Where a line of the listing below includes the word "text", reproduce that line.

RECORDS TO USE Block Start

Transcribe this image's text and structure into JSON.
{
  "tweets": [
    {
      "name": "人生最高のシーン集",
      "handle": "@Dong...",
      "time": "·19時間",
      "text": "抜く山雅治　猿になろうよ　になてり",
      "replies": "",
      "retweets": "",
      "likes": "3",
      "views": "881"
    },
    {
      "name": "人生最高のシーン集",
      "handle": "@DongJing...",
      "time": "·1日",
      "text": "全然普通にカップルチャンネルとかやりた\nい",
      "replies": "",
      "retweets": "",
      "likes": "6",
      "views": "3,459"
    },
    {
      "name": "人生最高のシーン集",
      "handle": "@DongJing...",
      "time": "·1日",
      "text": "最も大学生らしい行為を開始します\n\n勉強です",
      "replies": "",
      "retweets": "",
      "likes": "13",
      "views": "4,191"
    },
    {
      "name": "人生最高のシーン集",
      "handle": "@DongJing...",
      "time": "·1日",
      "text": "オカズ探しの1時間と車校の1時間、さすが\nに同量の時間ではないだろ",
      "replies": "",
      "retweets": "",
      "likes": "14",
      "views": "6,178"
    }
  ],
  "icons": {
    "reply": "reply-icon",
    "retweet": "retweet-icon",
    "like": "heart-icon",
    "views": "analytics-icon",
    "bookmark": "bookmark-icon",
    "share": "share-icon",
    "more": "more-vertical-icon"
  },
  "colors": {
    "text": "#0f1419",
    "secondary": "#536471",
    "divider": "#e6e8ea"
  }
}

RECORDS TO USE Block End
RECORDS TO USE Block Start

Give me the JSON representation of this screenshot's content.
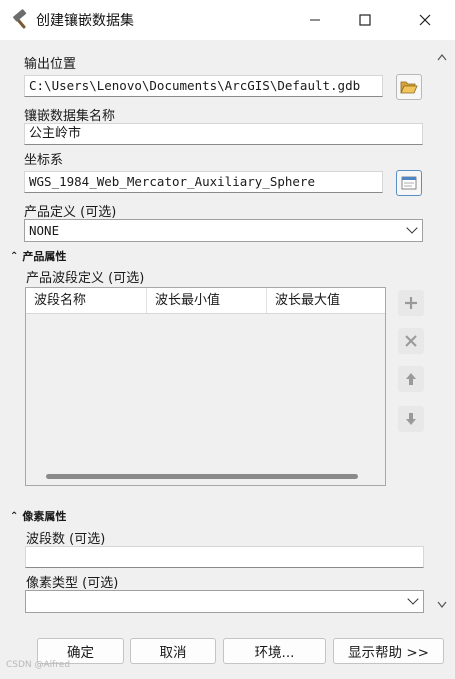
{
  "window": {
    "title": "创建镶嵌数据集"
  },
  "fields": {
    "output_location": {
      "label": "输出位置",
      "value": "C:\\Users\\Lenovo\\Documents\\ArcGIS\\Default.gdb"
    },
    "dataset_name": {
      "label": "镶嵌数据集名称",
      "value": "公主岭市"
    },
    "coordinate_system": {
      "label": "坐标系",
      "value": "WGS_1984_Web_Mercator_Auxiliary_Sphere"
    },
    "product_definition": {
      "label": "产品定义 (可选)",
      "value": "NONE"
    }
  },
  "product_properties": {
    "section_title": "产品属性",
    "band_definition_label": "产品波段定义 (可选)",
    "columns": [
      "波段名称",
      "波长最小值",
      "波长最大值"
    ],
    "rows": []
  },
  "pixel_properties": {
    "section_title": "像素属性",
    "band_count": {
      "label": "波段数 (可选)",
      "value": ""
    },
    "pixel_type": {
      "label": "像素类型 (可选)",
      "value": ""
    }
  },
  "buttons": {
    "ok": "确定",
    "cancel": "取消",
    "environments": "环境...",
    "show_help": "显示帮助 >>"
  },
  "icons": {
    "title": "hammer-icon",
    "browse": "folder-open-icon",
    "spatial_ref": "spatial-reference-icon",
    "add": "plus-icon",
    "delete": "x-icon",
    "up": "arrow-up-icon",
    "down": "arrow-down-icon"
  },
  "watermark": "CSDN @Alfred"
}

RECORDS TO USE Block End
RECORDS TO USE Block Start

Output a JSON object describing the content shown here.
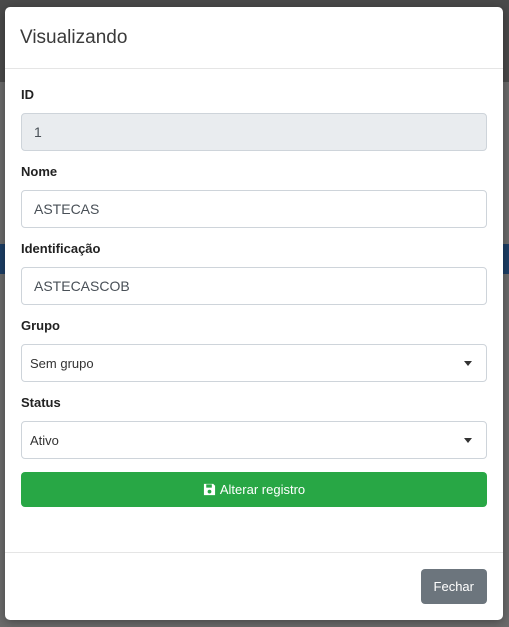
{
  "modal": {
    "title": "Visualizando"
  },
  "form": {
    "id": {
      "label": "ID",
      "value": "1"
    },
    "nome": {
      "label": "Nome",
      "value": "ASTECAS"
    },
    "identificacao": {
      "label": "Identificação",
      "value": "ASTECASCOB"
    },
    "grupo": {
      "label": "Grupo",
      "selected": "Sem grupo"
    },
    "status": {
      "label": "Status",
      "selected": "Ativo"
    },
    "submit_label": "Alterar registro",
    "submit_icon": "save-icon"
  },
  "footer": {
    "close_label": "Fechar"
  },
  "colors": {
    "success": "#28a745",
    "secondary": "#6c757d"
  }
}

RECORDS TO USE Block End

FINISHED TASK
Transcribe this image's text and structure into JSON.
      "text": "抜く山雅治　猿になろうよ　になてり",
      "text": "全然普通にカップルチャンネルとかやりた\nい",
      "text": "最も大学生らしい行為を開始します\n\n勉強です",
      "text": "オカズ探しの1時間と車校の1時間、さすが\nに同量の時間ではないだろ",
    "text": "#0f1419",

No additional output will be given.